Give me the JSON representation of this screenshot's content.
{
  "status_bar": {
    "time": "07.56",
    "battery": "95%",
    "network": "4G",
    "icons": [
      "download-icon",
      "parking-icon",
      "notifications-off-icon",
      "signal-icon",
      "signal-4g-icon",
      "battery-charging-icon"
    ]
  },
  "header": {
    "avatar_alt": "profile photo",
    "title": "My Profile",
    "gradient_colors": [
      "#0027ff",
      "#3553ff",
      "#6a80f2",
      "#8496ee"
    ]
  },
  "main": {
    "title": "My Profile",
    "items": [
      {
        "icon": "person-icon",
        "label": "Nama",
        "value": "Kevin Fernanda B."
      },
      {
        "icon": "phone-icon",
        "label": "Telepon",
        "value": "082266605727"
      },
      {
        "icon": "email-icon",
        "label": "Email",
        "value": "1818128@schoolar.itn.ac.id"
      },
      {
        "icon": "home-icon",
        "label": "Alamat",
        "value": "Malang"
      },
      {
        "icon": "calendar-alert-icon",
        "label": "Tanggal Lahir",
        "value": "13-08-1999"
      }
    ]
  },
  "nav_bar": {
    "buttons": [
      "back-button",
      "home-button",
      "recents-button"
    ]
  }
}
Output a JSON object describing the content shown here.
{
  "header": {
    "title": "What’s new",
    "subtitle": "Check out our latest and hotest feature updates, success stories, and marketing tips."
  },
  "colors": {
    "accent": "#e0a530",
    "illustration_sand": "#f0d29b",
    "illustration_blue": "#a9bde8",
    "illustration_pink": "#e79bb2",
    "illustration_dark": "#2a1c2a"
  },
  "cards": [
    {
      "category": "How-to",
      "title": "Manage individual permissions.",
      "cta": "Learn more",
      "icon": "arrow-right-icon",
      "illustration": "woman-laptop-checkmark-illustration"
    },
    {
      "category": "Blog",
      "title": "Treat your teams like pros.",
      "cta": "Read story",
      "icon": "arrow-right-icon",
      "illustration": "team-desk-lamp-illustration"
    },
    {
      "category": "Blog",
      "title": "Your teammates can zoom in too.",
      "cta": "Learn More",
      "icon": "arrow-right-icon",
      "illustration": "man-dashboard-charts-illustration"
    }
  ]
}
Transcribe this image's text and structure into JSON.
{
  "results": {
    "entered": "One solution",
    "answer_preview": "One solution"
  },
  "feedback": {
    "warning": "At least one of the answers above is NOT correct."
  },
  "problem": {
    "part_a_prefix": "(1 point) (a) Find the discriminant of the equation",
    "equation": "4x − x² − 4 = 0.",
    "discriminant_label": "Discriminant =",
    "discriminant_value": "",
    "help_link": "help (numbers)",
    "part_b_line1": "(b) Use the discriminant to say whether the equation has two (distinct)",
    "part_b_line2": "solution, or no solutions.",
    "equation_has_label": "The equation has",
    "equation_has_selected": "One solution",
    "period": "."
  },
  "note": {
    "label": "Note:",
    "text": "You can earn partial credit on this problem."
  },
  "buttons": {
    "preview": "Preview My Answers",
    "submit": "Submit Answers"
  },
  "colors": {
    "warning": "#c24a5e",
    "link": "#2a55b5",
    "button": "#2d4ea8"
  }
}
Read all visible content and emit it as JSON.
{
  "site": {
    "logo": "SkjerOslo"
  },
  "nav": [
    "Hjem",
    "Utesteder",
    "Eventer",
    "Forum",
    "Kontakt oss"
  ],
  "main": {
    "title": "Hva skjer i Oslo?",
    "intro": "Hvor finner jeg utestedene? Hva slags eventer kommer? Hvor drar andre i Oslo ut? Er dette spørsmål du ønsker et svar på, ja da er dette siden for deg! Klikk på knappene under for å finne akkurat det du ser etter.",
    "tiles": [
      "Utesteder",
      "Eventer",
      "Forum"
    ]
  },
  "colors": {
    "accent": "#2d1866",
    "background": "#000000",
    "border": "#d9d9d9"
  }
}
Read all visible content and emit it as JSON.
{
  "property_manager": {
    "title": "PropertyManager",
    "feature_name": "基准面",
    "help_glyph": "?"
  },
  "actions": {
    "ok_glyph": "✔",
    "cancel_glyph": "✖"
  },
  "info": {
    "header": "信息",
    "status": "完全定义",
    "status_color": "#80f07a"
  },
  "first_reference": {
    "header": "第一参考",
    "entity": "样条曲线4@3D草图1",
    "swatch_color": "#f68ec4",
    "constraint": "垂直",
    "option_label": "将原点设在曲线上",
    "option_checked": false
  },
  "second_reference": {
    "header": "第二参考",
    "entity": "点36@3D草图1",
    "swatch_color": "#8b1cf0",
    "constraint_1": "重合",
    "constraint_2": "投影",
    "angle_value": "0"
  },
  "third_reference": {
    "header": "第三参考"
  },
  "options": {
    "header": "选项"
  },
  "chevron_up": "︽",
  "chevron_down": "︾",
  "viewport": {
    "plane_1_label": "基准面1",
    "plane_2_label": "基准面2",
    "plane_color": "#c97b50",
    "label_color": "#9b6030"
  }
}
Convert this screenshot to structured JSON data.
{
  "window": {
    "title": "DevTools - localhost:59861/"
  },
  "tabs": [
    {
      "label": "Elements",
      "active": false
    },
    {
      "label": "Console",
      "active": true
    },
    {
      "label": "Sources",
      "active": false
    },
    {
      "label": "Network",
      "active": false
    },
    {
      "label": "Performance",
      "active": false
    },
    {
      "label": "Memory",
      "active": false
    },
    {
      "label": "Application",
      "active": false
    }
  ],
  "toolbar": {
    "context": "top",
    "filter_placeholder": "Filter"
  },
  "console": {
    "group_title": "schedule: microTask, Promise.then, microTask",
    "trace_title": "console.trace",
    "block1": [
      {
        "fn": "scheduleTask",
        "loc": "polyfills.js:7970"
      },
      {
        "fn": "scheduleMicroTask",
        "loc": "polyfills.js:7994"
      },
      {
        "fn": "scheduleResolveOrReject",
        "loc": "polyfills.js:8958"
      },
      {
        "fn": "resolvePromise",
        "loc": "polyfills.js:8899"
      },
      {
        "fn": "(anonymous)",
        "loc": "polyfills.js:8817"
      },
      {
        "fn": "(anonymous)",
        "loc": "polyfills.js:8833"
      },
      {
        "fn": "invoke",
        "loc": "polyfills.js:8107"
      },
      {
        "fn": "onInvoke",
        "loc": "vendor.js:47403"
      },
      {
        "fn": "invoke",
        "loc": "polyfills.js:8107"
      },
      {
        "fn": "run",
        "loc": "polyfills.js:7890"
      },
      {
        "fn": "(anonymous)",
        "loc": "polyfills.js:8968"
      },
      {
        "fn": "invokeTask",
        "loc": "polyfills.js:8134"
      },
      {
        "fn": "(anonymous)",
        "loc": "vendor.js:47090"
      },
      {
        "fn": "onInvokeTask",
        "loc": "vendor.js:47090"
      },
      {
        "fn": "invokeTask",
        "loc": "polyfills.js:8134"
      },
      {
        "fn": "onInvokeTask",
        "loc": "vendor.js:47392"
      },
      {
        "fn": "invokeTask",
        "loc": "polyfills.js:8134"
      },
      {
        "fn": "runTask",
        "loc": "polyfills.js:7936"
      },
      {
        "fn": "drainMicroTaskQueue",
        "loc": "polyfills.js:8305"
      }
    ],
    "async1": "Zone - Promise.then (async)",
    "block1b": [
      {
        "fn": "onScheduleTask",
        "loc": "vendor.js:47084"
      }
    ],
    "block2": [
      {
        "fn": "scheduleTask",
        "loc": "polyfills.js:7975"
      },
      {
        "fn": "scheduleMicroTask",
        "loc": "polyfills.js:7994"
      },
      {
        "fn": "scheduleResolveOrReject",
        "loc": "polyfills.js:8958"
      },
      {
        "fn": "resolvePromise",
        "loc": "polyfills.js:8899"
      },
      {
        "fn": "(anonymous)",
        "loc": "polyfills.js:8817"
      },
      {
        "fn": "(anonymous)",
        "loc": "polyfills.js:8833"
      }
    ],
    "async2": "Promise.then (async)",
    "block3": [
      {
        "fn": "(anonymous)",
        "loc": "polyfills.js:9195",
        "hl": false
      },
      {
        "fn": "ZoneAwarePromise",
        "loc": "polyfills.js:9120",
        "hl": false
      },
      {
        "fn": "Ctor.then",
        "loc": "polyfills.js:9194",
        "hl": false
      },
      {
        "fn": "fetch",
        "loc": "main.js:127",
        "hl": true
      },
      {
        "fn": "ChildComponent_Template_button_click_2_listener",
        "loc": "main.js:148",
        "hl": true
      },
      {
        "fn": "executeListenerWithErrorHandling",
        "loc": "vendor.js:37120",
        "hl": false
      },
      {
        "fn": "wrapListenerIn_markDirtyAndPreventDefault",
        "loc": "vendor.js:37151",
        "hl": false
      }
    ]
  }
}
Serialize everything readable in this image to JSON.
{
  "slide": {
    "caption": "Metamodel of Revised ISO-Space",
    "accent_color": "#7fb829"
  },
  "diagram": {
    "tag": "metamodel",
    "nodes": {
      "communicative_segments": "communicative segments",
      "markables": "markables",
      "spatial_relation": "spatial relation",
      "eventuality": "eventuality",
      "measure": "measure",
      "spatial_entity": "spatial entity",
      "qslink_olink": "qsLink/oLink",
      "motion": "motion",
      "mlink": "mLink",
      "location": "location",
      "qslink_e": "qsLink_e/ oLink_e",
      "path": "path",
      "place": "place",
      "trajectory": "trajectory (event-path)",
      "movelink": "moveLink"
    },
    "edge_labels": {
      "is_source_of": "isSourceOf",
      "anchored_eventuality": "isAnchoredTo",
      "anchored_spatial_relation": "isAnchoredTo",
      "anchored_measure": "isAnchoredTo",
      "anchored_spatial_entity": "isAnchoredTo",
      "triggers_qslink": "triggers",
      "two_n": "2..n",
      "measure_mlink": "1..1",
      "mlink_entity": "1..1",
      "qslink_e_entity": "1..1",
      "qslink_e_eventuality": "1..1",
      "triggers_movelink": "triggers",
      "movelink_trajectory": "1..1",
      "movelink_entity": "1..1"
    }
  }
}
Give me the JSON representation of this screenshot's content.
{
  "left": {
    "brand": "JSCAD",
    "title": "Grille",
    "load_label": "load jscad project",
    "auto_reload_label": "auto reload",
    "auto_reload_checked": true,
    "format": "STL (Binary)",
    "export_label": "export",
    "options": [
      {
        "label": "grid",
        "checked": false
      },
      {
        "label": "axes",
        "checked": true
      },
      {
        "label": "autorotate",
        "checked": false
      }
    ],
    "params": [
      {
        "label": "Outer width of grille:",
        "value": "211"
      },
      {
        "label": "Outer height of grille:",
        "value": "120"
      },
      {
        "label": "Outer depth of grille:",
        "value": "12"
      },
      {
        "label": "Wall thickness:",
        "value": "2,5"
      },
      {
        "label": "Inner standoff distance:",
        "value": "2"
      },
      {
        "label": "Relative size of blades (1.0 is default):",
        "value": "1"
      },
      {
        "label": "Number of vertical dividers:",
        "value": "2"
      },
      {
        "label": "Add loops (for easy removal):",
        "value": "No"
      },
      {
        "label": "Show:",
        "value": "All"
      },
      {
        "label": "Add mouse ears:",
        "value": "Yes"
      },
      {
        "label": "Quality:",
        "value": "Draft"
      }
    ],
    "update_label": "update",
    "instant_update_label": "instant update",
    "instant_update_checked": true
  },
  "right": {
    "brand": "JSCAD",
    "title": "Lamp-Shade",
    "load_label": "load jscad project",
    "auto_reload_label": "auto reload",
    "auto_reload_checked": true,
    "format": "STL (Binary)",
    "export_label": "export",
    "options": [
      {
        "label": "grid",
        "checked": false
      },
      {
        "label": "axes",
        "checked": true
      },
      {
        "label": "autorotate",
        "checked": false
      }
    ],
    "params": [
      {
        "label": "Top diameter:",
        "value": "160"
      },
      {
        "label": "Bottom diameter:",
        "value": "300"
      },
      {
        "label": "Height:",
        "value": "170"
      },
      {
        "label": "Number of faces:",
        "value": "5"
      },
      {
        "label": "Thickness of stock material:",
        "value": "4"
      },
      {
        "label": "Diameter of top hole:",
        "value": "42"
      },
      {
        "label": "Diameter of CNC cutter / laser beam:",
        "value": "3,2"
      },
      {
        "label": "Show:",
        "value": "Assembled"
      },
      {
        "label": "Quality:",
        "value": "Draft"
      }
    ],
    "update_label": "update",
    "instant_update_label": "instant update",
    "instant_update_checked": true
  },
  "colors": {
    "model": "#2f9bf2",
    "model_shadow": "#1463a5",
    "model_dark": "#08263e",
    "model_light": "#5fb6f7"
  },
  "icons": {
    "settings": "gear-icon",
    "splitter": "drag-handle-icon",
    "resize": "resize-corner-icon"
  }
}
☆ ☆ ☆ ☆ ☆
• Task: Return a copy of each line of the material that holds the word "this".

• Task answer:
Give me the JSON representation of this screenshot's content.
Transcribe this image's text and structure into JSON.
    "text": "You can earn partial credit on this problem."
Convert this screenshot to structured JSON data.
Serialize everything readable in this image to JSON.
Give me the JSON representation of this screenshot's content.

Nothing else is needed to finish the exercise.